There are a slew of messaging applications that were created with the intention of encrypting user messages for privacy. Criminals, terrorists, and other users, on the other hand, use those applications for illegal reasons. Telegram, a messaging service, has reportedly become a nexus for hackers looking to buy, sell, and share data and tools they’ve stolen.
According to a new analysis, Telegram is effectively a dark web alternative. An organization named Cyberint collaborated with the Financial Times to uncover details on the illegal use of the messaging app.

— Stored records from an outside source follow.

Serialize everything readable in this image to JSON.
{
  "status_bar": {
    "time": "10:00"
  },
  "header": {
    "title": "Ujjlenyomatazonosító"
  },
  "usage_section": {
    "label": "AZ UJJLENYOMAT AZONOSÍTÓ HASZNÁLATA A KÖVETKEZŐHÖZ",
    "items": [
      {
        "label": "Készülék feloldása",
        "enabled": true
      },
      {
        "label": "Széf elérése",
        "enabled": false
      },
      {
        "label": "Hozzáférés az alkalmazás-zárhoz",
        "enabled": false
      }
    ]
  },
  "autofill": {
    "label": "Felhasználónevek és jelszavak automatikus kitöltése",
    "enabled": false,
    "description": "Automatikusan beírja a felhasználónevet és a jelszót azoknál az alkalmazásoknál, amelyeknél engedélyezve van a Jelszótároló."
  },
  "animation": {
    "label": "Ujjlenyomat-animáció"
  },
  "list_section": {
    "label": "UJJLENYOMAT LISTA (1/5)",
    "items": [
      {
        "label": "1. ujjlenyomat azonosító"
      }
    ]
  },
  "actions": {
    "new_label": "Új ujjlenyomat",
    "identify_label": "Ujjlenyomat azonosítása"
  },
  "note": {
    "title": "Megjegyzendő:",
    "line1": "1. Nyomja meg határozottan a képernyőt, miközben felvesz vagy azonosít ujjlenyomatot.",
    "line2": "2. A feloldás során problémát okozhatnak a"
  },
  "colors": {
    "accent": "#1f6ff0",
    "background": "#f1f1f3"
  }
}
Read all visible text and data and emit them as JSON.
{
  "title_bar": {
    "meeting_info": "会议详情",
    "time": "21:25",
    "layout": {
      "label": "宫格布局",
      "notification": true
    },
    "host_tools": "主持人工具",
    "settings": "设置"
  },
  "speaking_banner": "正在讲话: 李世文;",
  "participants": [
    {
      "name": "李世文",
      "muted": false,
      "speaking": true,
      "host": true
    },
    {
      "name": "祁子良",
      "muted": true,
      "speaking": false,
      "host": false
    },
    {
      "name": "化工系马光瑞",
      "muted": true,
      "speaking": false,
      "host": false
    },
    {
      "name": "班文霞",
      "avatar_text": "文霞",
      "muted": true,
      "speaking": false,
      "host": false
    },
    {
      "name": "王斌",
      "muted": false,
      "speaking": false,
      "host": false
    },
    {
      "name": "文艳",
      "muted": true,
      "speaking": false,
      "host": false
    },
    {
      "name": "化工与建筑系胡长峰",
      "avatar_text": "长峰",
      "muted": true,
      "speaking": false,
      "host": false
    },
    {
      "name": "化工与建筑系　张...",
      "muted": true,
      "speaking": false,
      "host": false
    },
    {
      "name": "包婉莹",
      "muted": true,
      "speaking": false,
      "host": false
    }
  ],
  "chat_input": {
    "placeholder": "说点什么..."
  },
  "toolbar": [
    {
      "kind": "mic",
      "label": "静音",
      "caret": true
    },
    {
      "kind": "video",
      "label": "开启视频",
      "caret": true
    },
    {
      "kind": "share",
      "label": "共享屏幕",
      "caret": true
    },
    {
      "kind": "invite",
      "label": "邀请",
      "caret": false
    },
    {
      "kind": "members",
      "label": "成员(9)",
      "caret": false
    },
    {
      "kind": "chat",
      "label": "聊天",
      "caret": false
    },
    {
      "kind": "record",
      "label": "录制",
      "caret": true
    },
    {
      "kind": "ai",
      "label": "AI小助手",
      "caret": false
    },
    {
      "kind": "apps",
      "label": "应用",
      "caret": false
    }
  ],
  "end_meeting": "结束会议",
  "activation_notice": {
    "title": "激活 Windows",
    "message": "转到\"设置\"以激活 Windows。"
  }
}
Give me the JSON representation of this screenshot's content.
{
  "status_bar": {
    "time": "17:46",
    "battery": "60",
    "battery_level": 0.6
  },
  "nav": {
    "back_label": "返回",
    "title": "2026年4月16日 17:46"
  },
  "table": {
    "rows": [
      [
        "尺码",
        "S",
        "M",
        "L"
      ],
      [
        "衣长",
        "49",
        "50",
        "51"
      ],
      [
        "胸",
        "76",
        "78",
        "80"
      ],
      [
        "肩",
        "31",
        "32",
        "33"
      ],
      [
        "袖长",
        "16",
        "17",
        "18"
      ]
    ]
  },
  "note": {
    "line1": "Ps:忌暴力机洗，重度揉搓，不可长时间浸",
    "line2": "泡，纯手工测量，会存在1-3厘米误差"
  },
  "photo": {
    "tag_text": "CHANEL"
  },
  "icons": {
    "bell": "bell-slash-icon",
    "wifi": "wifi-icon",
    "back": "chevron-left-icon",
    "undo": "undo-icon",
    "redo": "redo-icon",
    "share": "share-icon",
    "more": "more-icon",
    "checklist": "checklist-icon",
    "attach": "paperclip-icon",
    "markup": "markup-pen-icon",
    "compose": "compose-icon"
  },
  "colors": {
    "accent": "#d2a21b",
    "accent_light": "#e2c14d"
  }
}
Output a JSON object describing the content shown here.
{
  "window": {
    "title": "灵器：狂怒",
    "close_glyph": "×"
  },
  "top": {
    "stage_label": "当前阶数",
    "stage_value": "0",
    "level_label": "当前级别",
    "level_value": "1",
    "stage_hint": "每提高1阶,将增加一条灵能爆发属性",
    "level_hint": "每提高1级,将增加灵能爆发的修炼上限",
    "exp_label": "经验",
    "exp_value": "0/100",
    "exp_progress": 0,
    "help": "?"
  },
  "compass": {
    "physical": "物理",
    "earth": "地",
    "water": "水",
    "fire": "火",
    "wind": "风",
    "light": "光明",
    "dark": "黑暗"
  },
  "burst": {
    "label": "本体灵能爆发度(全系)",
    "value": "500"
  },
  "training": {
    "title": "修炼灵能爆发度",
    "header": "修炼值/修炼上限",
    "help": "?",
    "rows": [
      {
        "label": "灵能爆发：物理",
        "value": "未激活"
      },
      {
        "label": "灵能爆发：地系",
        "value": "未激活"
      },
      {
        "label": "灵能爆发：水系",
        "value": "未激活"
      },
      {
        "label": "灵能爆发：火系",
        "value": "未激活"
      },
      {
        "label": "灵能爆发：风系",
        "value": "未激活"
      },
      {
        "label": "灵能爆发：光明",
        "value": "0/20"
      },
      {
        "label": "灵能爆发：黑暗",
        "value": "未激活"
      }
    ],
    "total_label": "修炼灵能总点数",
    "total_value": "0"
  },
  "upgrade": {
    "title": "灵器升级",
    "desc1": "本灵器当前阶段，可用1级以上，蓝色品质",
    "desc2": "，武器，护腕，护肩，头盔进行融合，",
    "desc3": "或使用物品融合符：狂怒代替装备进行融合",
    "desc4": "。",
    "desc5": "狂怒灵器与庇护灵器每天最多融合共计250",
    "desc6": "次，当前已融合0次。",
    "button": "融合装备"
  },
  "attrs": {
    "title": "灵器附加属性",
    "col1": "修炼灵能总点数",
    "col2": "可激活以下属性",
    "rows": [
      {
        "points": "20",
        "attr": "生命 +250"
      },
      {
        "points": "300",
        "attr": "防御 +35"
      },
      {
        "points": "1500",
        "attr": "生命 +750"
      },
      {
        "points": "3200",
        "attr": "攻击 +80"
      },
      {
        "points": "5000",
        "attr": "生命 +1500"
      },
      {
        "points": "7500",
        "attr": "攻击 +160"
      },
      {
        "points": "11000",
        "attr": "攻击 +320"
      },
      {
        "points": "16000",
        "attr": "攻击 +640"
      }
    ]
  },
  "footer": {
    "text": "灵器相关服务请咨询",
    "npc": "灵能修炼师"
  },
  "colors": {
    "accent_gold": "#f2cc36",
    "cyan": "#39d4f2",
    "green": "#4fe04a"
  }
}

An ever-expanding network of hackers was identified during the inquiry, sharing material gained from leaks and other sources.
The information is allegedly being disseminated through channels with tens of thousands of subscribers. Hackers and other cybercriminals are using the application in part because it is easy to use and has little moderation. Hackers’ use of Telegram has surged by 100 percent, according to Cyberint experts.
The app’s strong encryption is a primary reason why cybercriminals use it, as it protects them from law enforcement. These malicious individuals apparently switched to Telegram when WhatsApp altered its privacy policies earlier this year. Telegram is a messaging app that allows users to send messages to numerous individuals via channels.
They can also form both public and private groups, allowing for easy access. While a large portion of Telegram’s traffic appears to come from malicious users, the app boasts that it has more than 500 million active users and recently passed the 1 billion download mark. Hackers and other criminal groups are increasingly using Telegram, putting pressure on the company to strengthen its moderation to thwart these users. Telegram is situated in Dubai and is preparing an initial public offering (IPO) in the near future.